-- Records for this task --
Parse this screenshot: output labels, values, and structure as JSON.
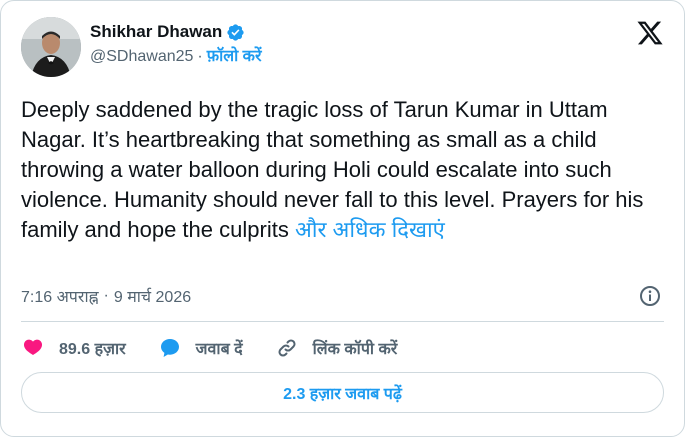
{
  "author": {
    "name": "Shikhar Dhawan",
    "handle": "@SDhawan25",
    "separator": "·",
    "follow_label": "फ़ॉलो करें"
  },
  "icons": {
    "verified": "verified-badge-icon",
    "platform": "x-logo-icon",
    "info": "info-icon",
    "like": "heart-icon",
    "reply": "speech-bubble-icon",
    "copy_link": "link-icon"
  },
  "tweet": {
    "text": "Deeply saddened by the tragic loss of Tarun Kumar in Uttam Nagar. It’s heartbreaking that something as small as a child throwing a water balloon during Holi could escalate into such violence. Humanity should never fall to this level. Prayers for his family and hope the culprits ",
    "show_more": "और अधिक दिखाएं"
  },
  "meta": {
    "time": "7:16 अपराह्न",
    "separator": "·",
    "date": "9 मार्च 2026"
  },
  "actions": {
    "likes": "89.6 हज़ार",
    "reply": "जवाब दें",
    "copy_link": "लिंक कॉपी करें"
  },
  "replies_button": "2.3 हज़ार जवाब पढ़ें",
  "colors": {
    "accent": "#1d9bf0",
    "like": "#f91880",
    "text": "#0f1419",
    "muted": "#536471",
    "border": "#cfd9de"
  }
}
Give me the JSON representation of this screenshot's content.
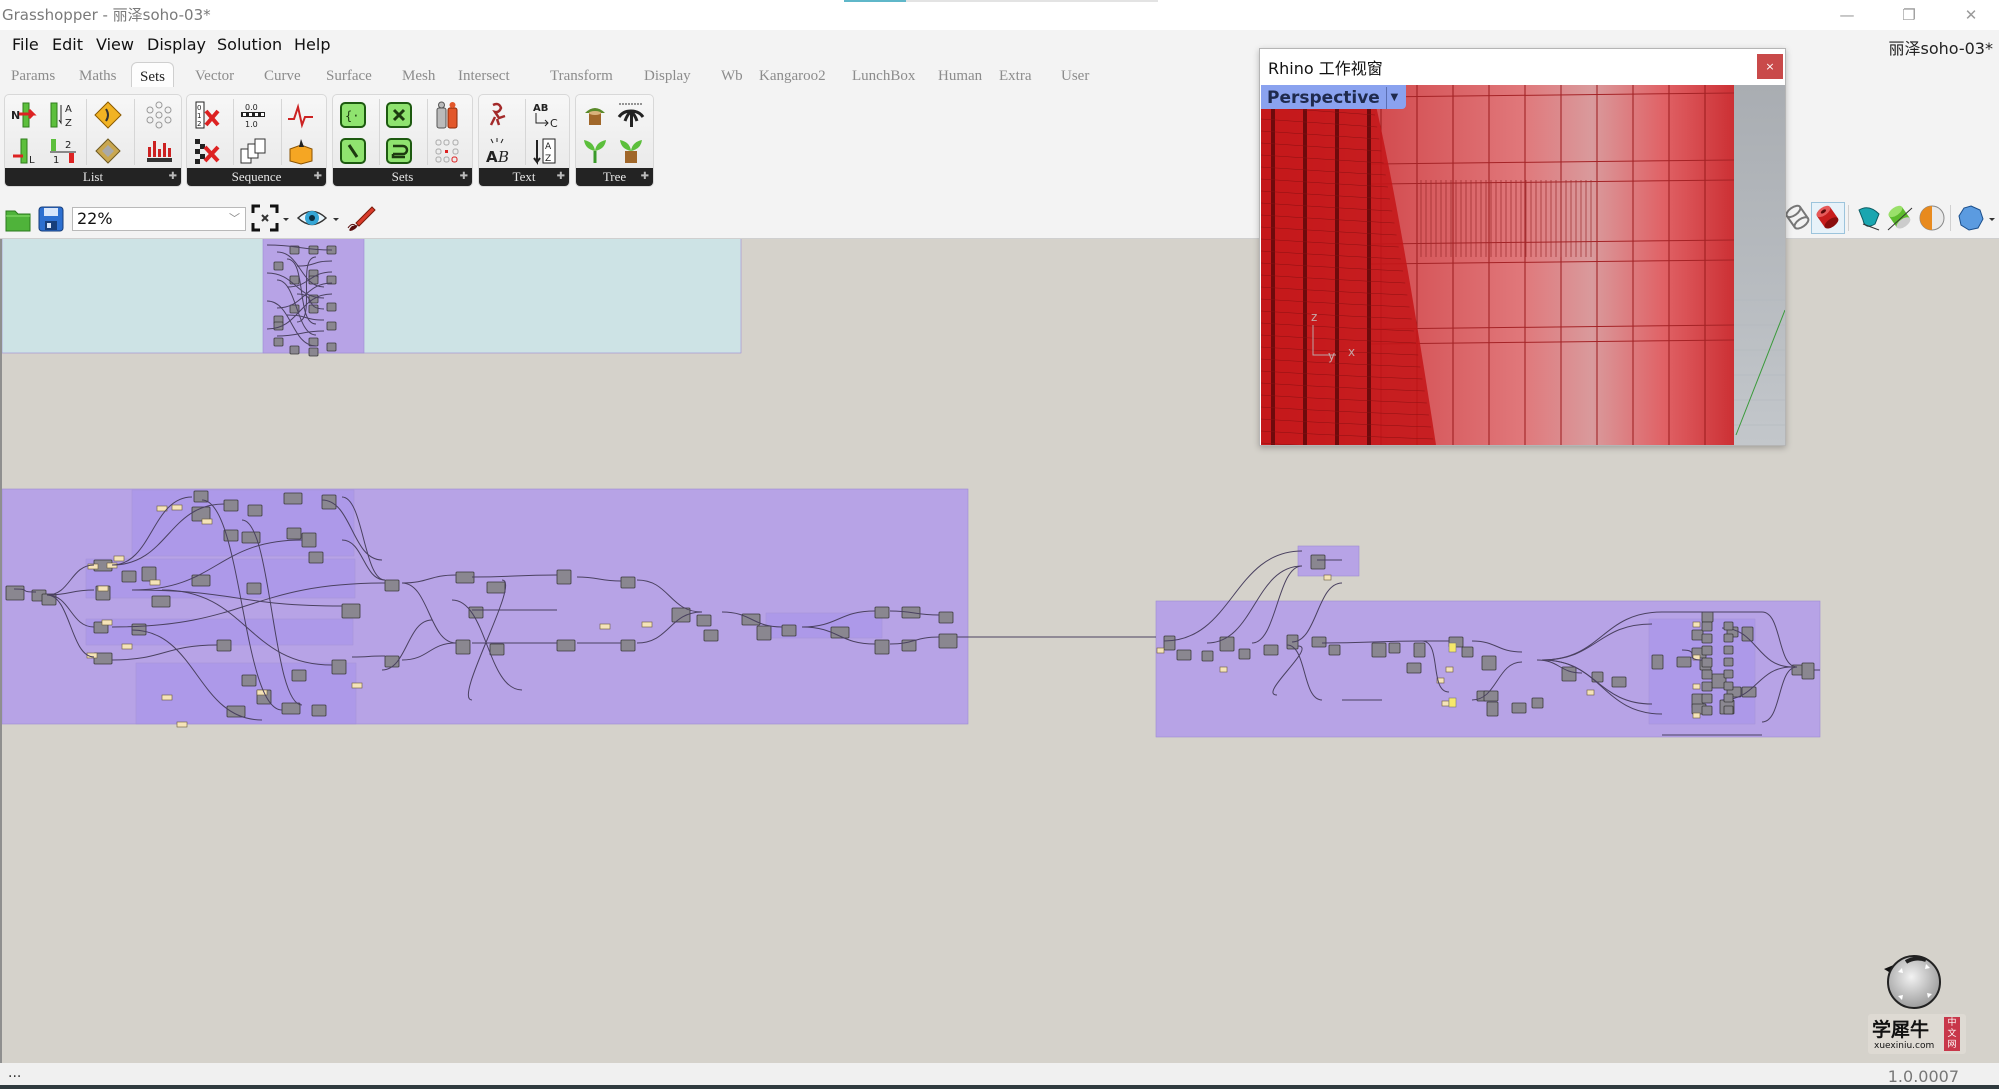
{
  "window": {
    "title": "Grasshopper - 丽泽soho-03*",
    "controls": {
      "minimize": "—",
      "restore": "❐",
      "close": "✕"
    }
  },
  "menu": {
    "items": [
      "File",
      "Edit",
      "View",
      "Display",
      "Solution",
      "Help"
    ],
    "document_name": "丽泽soho-03*"
  },
  "tabs": {
    "items": [
      "Params",
      "Maths",
      "Sets",
      "Vector",
      "Curve",
      "Surface",
      "Mesh",
      "Intersect",
      "Transform",
      "Display",
      "Wb",
      "Kangaroo2",
      "LunchBox",
      "Human",
      "Extra",
      "User"
    ],
    "active": "Sets"
  },
  "ribbon": {
    "groups": [
      {
        "label": "List",
        "icons": [
          "list-item-icon",
          "sort-list-icon",
          "dispatch-icon",
          "partition-icon",
          "list-length-icon",
          "split-list-icon",
          "pick-choose-icon",
          "replace-items-icon"
        ]
      },
      {
        "label": "Sequence",
        "icons": [
          "cull-index-icon",
          "range-icon",
          "random-icon",
          "cull-pattern-icon",
          "series-icon",
          "duplicate-icon"
        ]
      },
      {
        "label": "Sets",
        "icons": [
          "set-union-icon",
          "set-difference-icon",
          "key-value-icon",
          "set-intersection-icon",
          "member-index-icon",
          "delete-consecutive-icon"
        ]
      },
      {
        "label": "Text",
        "icons": [
          "text-join-icon",
          "text-replace-icon",
          "text-case-icon",
          "sort-text-icon"
        ]
      },
      {
        "label": "Tree",
        "icons": [
          "prune-tree-icon",
          "flatten-tree-icon",
          "graft-tree-icon",
          "simplify-tree-icon"
        ]
      }
    ]
  },
  "canvas_toolbar": {
    "zoom_value": "22%",
    "buttons": [
      "open-file",
      "save-file",
      "zoom-extents",
      "preview-mode",
      "sketch"
    ],
    "right_buttons": [
      "wireframe-preview",
      "shaded-preview",
      "selected-preview-a",
      "selected-preview-b",
      "material-preview",
      "mesh-quality"
    ]
  },
  "rhino_viewport": {
    "title": "Rhino 工作视窗",
    "close": "×",
    "view_name": "Perspective",
    "axis_labels": {
      "z": "z",
      "y": "y",
      "x": "x"
    }
  },
  "status": {
    "left_text": "...",
    "version": "1.0.0007"
  },
  "watermark": {
    "logo_text": "学犀牛",
    "badge": "中文网",
    "url": "xuexiniu.com"
  },
  "colors": {
    "canvas": "#d5d2cb",
    "group_purple": "#b7a3e6",
    "group_cyan": "#cde3e5",
    "component": "#8a8790",
    "panel": "#f5e3b8",
    "rhino_red": "#cc2a2e"
  }
}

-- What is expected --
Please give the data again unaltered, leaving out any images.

-- Output of the exercise --
Parse this screenshot: output labels, values, and structure as JSON.
{
  "author": {
    "name": "Shikhar Dhawan",
    "handle": "@SDhawan25",
    "separator": "·",
    "follow_label": "फ़ॉलो करें"
  },
  "icons": {
    "verified": "verified-badge-icon",
    "platform": "x-logo-icon",
    "info": "info-icon",
    "like": "heart-icon",
    "reply": "speech-bubble-icon",
    "copy_link": "link-icon"
  },
  "tweet": {
    "text": "Deeply saddened by the tragic loss of Tarun Kumar in Uttam Nagar. It’s heartbreaking that something as small as a child throwing a water balloon during Holi could escalate into such violence. Humanity should never fall to this level. Prayers for his family and hope the culprits ",
    "show_more": "और अधिक दिखाएं"
  },
  "meta": {
    "time": "7:16 अपराह्न",
    "separator": "·",
    "date": "9 मार्च 2026"
  },
  "actions": {
    "likes": "89.6 हज़ार",
    "reply": "जवाब दें",
    "copy_link": "लिंक कॉपी करें"
  },
  "replies_button": "2.3 हज़ार जवाब पढ़ें",
  "colors": {
    "accent": "#1d9bf0",
    "like": "#f91880",
    "text": "#0f1419",
    "muted": "#536471",
    "border": "#cfd9de"
  }
}
Give me the JSON representation of this screenshot's content.
{
  "window": {
    "title": "Grasshopper - 丽泽soho-03*",
    "controls": {
      "minimize": "—",
      "restore": "❐",
      "close": "✕"
    }
  },
  "menu": {
    "items": [
      "File",
      "Edit",
      "View",
      "Display",
      "Solution",
      "Help"
    ],
    "document_name": "丽泽soho-03*"
  },
  "tabs": {
    "items": [
      "Params",
      "Maths",
      "Sets",
      "Vector",
      "Curve",
      "Surface",
      "Mesh",
      "Intersect",
      "Transform",
      "Display",
      "Wb",
      "Kangaroo2",
      "LunchBox",
      "Human",
      "Extra",
      "User"
    ],
    "active": "Sets"
  },
  "ribbon": {
    "groups": [
      {
        "label": "List",
        "icons": [
          "list-item-icon",
          "sort-list-icon",
          "dispatch-icon",
          "partition-icon",
          "list-length-icon",
          "split-list-icon",
          "pick-choose-icon",
          "replace-items-icon"
        ]
      },
      {
        "label": "Sequence",
        "icons": [
          "cull-index-icon",
          "range-icon",
          "random-icon",
          "cull-pattern-icon",
          "series-icon",
          "duplicate-icon"
        ]
      },
      {
        "label": "Sets",
        "icons": [
          "set-union-icon",
          "set-difference-icon",
          "key-value-icon",
          "set-intersection-icon",
          "member-index-icon",
          "delete-consecutive-icon"
        ]
      },
      {
        "label": "Text",
        "icons": [
          "text-join-icon",
          "text-replace-icon",
          "text-case-icon",
          "sort-text-icon"
        ]
      },
      {
        "label": "Tree",
        "icons": [
          "prune-tree-icon",
          "flatten-tree-icon",
          "graft-tree-icon",
          "simplify-tree-icon"
        ]
      }
    ]
  },
  "canvas_toolbar": {
    "zoom_value": "22%",
    "buttons": [
      "open-file",
      "save-file",
      "zoom-extents",
      "preview-mode",
      "sketch"
    ],
    "right_buttons": [
      "wireframe-preview",
      "shaded-preview",
      "selected-preview-a",
      "selected-preview-b",
      "material-preview",
      "mesh-quality"
    ]
  },
  "rhino_viewport": {
    "title": "Rhino 工作视窗",
    "close": "×",
    "view_name": "Perspective",
    "axis_labels": {
      "z": "z",
      "y": "y",
      "x": "x"
    }
  },
  "status": {
    "left_text": "...",
    "version": "1.0.0007"
  },
  "watermark": {
    "logo_text": "学犀牛",
    "badge": "中文网",
    "url": "xuexiniu.com"
  },
  "colors": {
    "canvas": "#d5d2cb",
    "group_purple": "#b7a3e6",
    "group_cyan": "#cde3e5",
    "component": "#8a8790",
    "panel": "#f5e3b8",
    "rhino_red": "#cc2a2e"
  }
}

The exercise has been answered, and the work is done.